Republican presidential candidate Donald Trump, never missing a chance to push angry white buttons, agreed with Fox News Channel's Bill O'Reilly that BLM activists are "fuse-lighters."
Just about no one, of course, asked what the white Americans who publicly tote around assault rifles and handguns would do if whites were being systematically rousted and disproportionately gunned down by police.
Well, comedian Bill Maher did: "I'm surprised somebody did not fire back sooner," he said on MSNBC, stoking conservative fury.
At Princeton this month, Glaude told me the young black people leading demonstrations now grew up "witnessing a level of death by video" he never experienced at that age.
Glaude says this new generation is done with hopeful engagement and patiently waiting for change: "I do know that a lot of folks in our communities were talking about what happened in Dallas before Dallas happened."
Asked what that means, Glaude shoots back: "That they keep killing our kids. That these kids are going to wind up killing them, right? That's a barbershop conversation, right? And I'm not urging that, I'm just saying this is the reality of what do you, what do you do, right, when you comply, and you still end up dead?"
Arguments about arms
Others, more radical than Glaude, have suggested that black Americans take the advice the National Rifle Association offers all Americans: arm themselves systematically, and begin carrying weapons to protests in the many states that now legally permit "open carry."
Heaven knows white gun activists do that.
After all, says the NRA, "an armed society is a polite society," and no one needs official politeness more than black Americans.
But everyone knows what a disaster that could be. In the eyes of American police, armed blacks are entirely different than armed whites. The Black Panthers armed themselves in the '60s, and were crushed, two of their leaders assassinated in their sleep by Chicago police.
If law-abiding black Americans began collectively availing themselves of their Second Amendment rights, the way the overwhelmingly white membership of the NRA does, how long would it take before some militarized police force, somewhere in America, opened fire, claiming self-defence?
It may indeed be that Black Lives Matter had a moment on their hands after the video of Laquan McDonald's killing was made public.
But they've since run into powerful forces they must have known were there, and that doesn't just mean Trump-style "alt-right" conservatives.
Police, mocking their message, have begun using the hashtag #BlueLivesMatter in reply.
And of course, Americans who see themselves as "colour-blind" like to say "All Lives Matter." Even Hillary Clinton has used that line, in a black church, no less.
The truth is, even after all the video of all the killings, and all the special litigations of the U.S. Justice Department, America remains a deeply segregated nation, and white Americans remain happily oblivious, counting on police to protect them, willing to overlook a few excesses if that's what it takes.

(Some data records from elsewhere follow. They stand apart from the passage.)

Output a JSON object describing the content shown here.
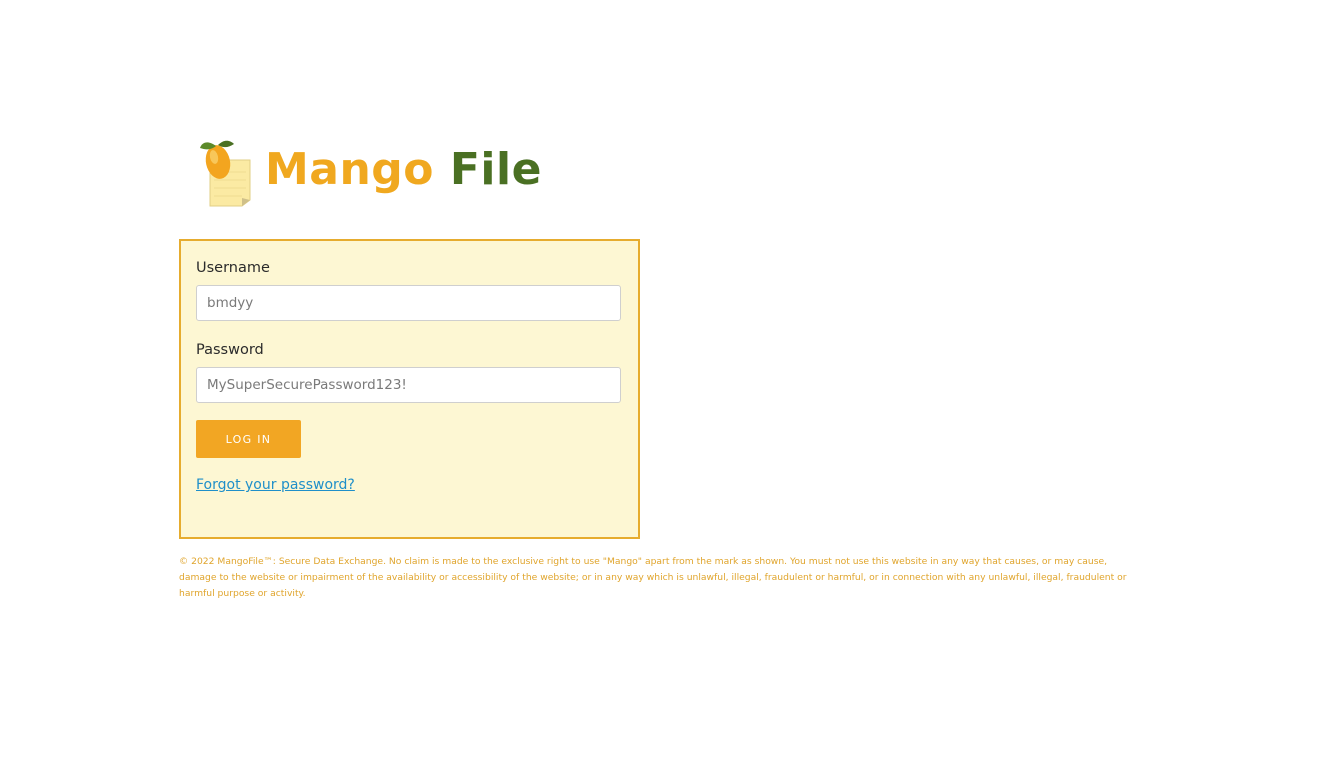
{
  "brand": {
    "word1": "Mango",
    "word2": "File",
    "mark_icon": "mango-on-note-icon",
    "color_primary": "#f0a81f",
    "color_secondary": "#4a7023"
  },
  "login": {
    "username_label": "Username",
    "username_placeholder": "bmdyy",
    "password_label": "Password",
    "password_placeholder": "MySuperSecurePassword123!",
    "submit_label": "LOG IN",
    "forgot_label": "Forgot your password?",
    "panel_bg": "#fdf7d3",
    "panel_border": "#e6ac2e",
    "button_color": "#f2a623",
    "link_color": "#1f8fc9"
  },
  "footer": {
    "text": "© 2022 MangoFile™: Secure Data Exchange. No claim is made to the exclusive right to use \"Mango\" apart from the mark as shown. You must not use this website in any way that causes, or may cause, damage to the website or impairment of the availability or accessibility of the website; or in any way which is unlawful, illegal, fraudulent or harmful, or in connection with any unlawful, illegal, fraudulent or harmful purpose or activity.",
    "color": "#e0a52d"
  }
}
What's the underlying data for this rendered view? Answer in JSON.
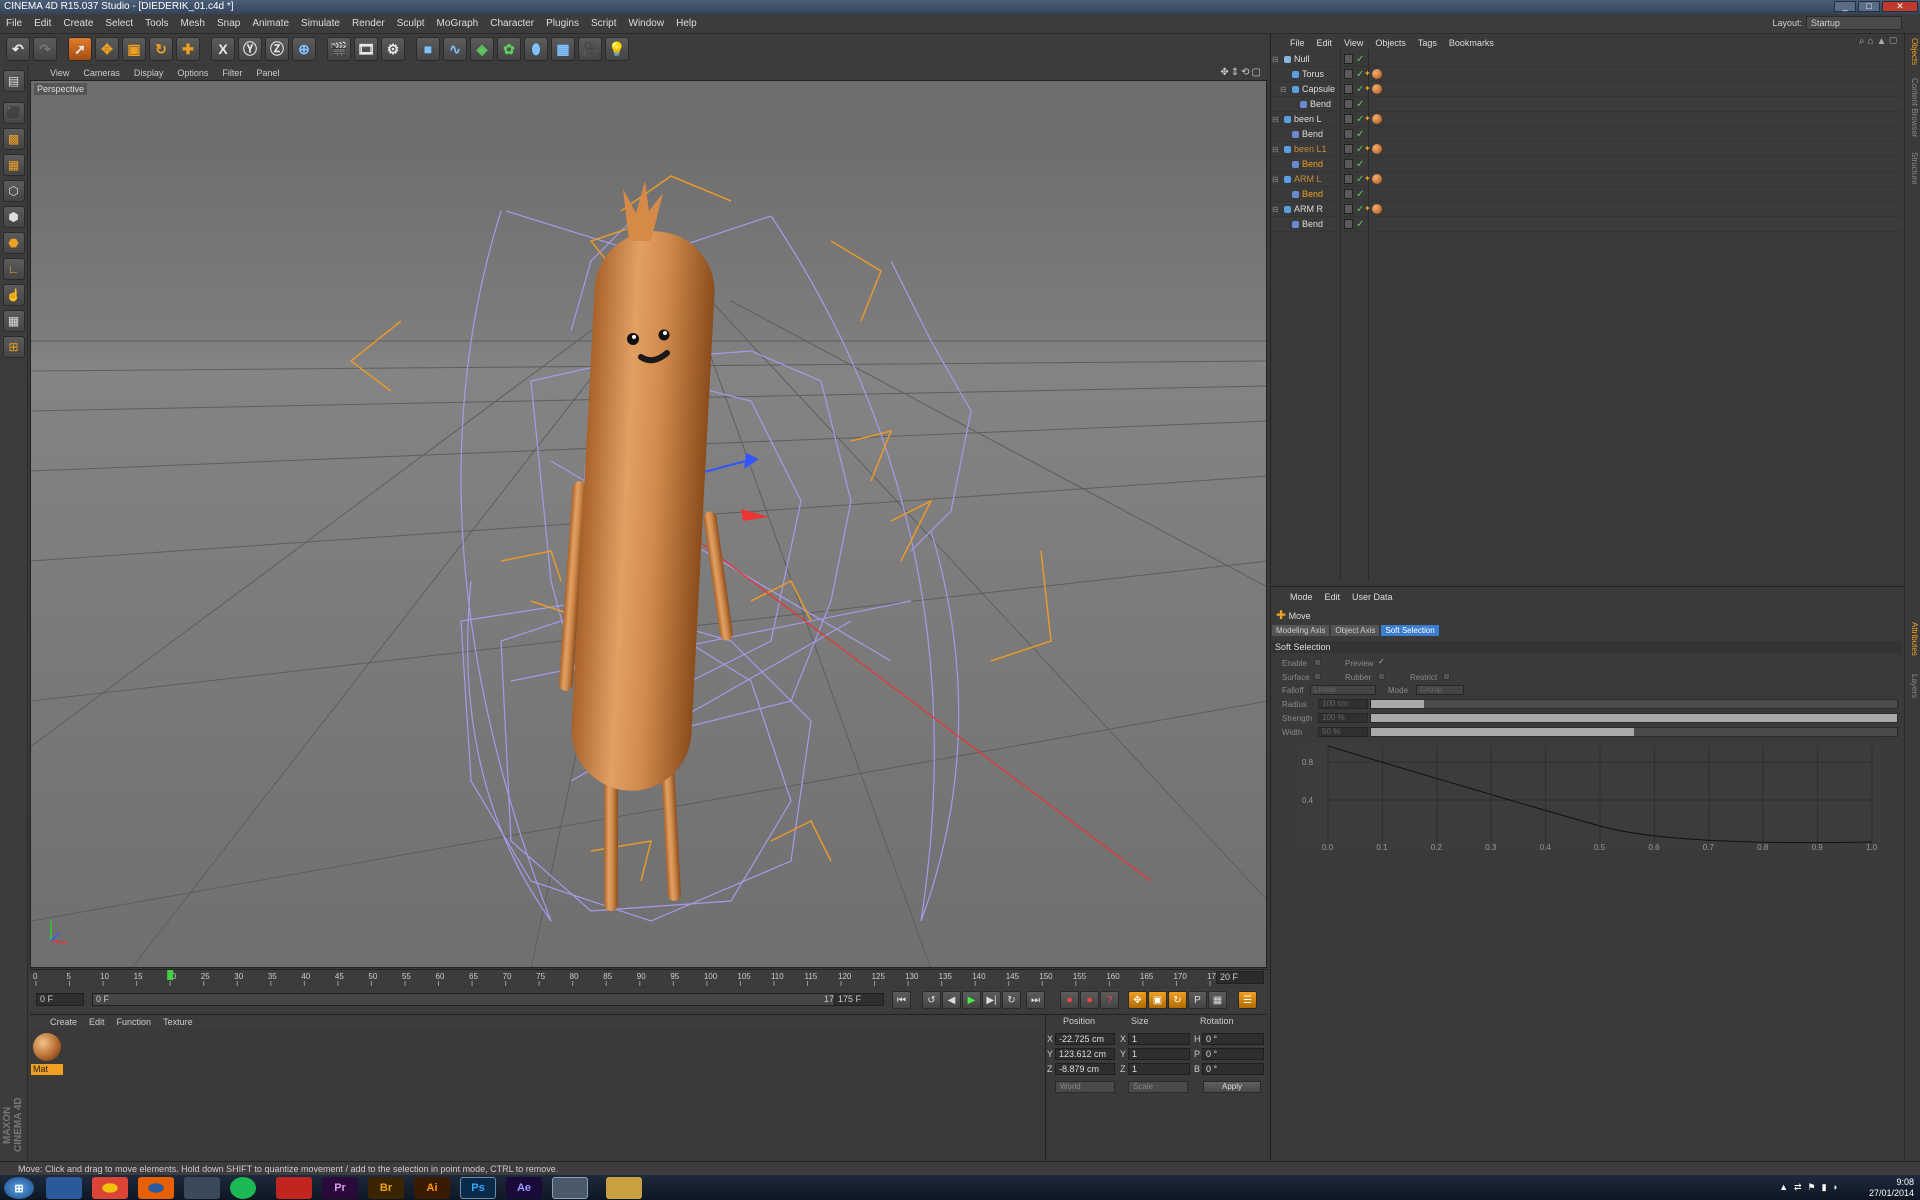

Leaving Chicago on a warm autumn night last month, I suddenly found myself in a moving ocean of Bears fans on South Michigan Avenue.
In a parking lot near my hotel, a tailgate party was revving up.
It was quite the sight: a bunch of white sports fans having a hell of a time, barbecuing dogs and burgers and knocking back beer right on one of the busiest streets of the city, in the open.
I flipped the frame, as someone like Glaude would suggest, and tried to imagine what would happen if a bunch of black people showed up in one of the most expensive neighbourhoods of Chicago and started setting up outdoor cooking equipment and drinking openly.
To ask that question is to answer it. The thing is, almost nobody does ask.
Back in Chicago, police union president Angelo leans back amid years of police mementos and grip-and-grin photos.
"We're not racist," he says. "We don't like anybody. We don't care who you are."
It's an old joke, from another era. And it was never very funny.
Watch Neil Macdonald's documentary tonight on The National, at 10 p.m. on CBC Television (9 p.m. ET on CBC News Network).